When the person retires, that triggers a COBRA event for the dependents - so she can take COBRA herself. Or if the whole family goes on COBRA when the person retires, once he becomes Medicare eligible, they have another COBRA event - I think they get another 36 months

We were fortunate that H was able to retain the family plan medical insurance when he retired and we can keep it as long as he or I am alive. It covers medically disabled dependents, that we did paperwork for to get them declared as medically disabled dependent.

If any of us were to lose coverage, it would be a qualifying event, allowing us to buy cobra or select coverage from plans that were allowing enrollment.

@thumper1, the answer to your question is no. Medicare does not cover dependents. This is because Medicare is individual insurance.

@kelsmom I know Medicare doesn’t cover dependents.

What I was asking is…how do dependents get coverage when the policy holder retires from a job…and goes on Medicare.

Can the dependents get Cobra? Might it be smarter for a 24 year old to shop on the ACA exchange because losing coverage would be a qualifying event.

Yes, the dependent is eligible for COBRA, assuming the company has 20+ employees (required if the company has 20 or more employees … although a smaller company could probably choose to offer COBRA, I would think). The notification will be sent to the dependent’s address on the employer’s records. COBRA charges vary … it was very reasonable for S when he aged out, but I used to work with companies that charged a LOT for COBRA. The minimum time for COBRA coverage availability is 18 months, I think, but companies can choose a longer period (S could have been on COBRA for 3 years). There is a limited window during which the dependent can elect COBRA; if they miss it, they are out of luck.

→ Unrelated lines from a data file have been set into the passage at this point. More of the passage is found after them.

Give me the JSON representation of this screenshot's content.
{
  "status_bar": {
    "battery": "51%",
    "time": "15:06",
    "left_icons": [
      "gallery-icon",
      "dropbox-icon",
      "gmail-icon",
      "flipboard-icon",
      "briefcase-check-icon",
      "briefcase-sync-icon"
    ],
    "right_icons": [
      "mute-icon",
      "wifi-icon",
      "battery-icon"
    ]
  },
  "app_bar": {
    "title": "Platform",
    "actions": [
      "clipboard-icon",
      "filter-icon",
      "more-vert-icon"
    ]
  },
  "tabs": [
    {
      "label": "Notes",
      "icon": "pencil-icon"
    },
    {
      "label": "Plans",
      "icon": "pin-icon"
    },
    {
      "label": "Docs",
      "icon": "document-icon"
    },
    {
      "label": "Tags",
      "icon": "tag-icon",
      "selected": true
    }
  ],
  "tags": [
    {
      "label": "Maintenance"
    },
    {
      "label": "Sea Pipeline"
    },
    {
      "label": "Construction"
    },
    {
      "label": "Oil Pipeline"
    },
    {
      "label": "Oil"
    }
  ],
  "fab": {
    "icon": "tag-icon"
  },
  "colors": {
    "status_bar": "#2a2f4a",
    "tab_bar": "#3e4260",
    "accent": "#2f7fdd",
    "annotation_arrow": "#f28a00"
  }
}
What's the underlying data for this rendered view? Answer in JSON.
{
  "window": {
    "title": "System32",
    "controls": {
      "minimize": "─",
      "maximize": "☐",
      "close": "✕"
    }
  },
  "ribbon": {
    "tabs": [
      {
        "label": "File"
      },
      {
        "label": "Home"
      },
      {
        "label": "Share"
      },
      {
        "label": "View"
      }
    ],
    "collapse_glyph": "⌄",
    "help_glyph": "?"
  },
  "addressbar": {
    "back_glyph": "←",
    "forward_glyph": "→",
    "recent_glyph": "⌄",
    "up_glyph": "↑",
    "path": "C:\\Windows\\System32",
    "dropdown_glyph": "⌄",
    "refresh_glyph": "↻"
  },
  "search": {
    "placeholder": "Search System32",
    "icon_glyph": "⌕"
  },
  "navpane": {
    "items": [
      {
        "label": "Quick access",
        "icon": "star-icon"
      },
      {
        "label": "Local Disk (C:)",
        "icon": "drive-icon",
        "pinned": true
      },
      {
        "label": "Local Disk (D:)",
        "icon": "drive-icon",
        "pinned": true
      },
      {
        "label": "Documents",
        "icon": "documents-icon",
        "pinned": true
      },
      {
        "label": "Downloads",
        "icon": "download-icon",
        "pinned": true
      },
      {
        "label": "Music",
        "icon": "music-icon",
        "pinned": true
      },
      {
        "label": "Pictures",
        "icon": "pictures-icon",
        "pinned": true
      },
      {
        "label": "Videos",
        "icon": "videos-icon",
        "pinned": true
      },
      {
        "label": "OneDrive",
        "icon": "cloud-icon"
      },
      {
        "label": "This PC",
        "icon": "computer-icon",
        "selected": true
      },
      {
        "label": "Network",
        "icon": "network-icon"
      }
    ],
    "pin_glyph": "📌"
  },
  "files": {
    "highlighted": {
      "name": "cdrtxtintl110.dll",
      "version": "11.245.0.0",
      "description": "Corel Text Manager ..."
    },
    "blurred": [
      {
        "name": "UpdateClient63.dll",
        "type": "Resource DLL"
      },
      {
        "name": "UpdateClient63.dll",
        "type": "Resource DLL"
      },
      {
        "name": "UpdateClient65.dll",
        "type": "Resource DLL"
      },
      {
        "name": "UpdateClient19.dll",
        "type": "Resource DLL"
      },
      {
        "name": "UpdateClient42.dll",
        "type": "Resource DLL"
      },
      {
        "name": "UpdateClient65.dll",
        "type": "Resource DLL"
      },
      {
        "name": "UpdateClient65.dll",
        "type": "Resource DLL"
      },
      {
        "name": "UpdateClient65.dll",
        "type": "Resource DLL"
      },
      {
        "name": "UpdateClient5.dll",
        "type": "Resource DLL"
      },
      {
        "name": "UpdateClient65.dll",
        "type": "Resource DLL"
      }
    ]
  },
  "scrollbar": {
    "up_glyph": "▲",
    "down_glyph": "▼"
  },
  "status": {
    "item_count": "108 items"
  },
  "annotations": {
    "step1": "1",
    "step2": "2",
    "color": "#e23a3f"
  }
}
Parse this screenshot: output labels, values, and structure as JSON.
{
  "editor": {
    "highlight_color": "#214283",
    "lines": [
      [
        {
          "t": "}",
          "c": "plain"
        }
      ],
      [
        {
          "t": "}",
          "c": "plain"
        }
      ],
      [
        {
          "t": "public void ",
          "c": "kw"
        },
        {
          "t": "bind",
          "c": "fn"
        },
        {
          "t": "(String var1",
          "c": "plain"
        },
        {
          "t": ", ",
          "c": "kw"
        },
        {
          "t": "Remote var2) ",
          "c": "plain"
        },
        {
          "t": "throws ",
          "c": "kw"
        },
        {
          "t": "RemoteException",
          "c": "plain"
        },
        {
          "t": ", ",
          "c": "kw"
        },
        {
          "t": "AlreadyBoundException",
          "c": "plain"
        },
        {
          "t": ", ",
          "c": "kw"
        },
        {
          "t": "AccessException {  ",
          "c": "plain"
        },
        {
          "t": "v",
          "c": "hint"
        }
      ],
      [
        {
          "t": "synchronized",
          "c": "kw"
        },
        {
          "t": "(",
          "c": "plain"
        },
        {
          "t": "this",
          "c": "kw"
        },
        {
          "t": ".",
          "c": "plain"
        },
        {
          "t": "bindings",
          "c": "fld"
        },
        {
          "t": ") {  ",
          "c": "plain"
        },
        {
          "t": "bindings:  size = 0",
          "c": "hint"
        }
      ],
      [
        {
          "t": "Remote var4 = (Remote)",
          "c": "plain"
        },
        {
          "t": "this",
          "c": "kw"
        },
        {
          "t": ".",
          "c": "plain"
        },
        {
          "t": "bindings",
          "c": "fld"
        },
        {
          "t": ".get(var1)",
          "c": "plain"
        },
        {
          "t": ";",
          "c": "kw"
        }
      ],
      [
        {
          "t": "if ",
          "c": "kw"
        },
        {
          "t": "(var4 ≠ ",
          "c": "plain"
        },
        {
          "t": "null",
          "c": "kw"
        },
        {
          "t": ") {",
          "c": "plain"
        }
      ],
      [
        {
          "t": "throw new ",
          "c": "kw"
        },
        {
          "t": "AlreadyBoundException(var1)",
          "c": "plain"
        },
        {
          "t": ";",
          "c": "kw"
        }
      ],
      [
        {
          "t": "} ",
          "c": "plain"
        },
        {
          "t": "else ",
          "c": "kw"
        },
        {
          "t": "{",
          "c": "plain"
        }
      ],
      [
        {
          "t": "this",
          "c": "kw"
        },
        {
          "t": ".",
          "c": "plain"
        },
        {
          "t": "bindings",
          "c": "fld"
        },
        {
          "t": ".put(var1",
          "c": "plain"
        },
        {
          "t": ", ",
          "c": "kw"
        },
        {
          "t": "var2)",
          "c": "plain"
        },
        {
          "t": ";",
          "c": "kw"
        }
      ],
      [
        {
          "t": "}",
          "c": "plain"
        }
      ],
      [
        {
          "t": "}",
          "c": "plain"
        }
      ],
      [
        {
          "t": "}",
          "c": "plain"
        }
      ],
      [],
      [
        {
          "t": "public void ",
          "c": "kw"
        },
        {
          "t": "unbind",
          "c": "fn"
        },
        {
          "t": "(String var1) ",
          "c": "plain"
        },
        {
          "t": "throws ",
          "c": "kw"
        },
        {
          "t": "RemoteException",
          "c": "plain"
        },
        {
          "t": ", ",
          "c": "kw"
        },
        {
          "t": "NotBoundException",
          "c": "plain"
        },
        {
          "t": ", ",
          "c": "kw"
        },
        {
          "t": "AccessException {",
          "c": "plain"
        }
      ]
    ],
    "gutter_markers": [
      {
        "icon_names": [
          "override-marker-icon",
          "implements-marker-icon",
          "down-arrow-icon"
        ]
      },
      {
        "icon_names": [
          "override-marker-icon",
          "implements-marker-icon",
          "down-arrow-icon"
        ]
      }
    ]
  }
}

For us, my kids were only eligible for up to 18 months of cobra, and it was 2% more than the cost of the premiums for a single person under the group plan because the policyholder had to pay the 2% admin expenses employer had been absorbing plus, pay both the part employer had been paying and the portion employees normally paid.

It was a qualifying event so for S when he turned 22, we were able to get him a lower premium cost policy with higher deductible and worse coverage for a few months. After Obamacare kicked in, he was covered again on 1/1/2010, until he again aged out for good upon turning 26.

@thumper1 that has been our situation for several years. Kids are on Medicaid if their income is low enough (in our state Medicaid considers anyone over 18 as their own "household:), or one of many plans through the Affordable Care Act. In our state, you can go to financial counseling at hospitals and get put on a plan that very day. Or, you can apply on the portal.

We are very afraid of the ACA completely going away. And in some states Medicaid poses a lot more obstacles to care than in our own state, we happen to know through the experience of one of our kids.

Some young adults work part time at certain employers, like Starbucks, which offer health coverage. Others get individual health insurance policies, which are usually quite reasonably priced for healthy young people.

This is how we’ve handled it. Although those individual polices were much, much less expensive for young people before the ACA. If you are close to retirement age, buying individual insurance post-ACA is much less expensive in part because its being heavily subsidized by making the policies for young people much more expensive. Pre-ACA, there were catastrophic polices for the under-30 crowd for less than a couple of hundred dollars a week. So the ACA has helped those who are over 55 or so and at the poverty line, but made things much more expensive/difficult for the under 40 crowd and the low-medium earners. No free lunch, it’s all a tradeoff of who gets helped and who gets to pay for it.

@milee30 is this a typo…should it be over month. A couple hundred dollars a week would be $800 a month or so.

My kid’s Pre ACA individual policies were about $250 a month. Now they are $325 a month (no subsidy). Since it’s been years since the ACA passed, I attribute a lot of that to inflation.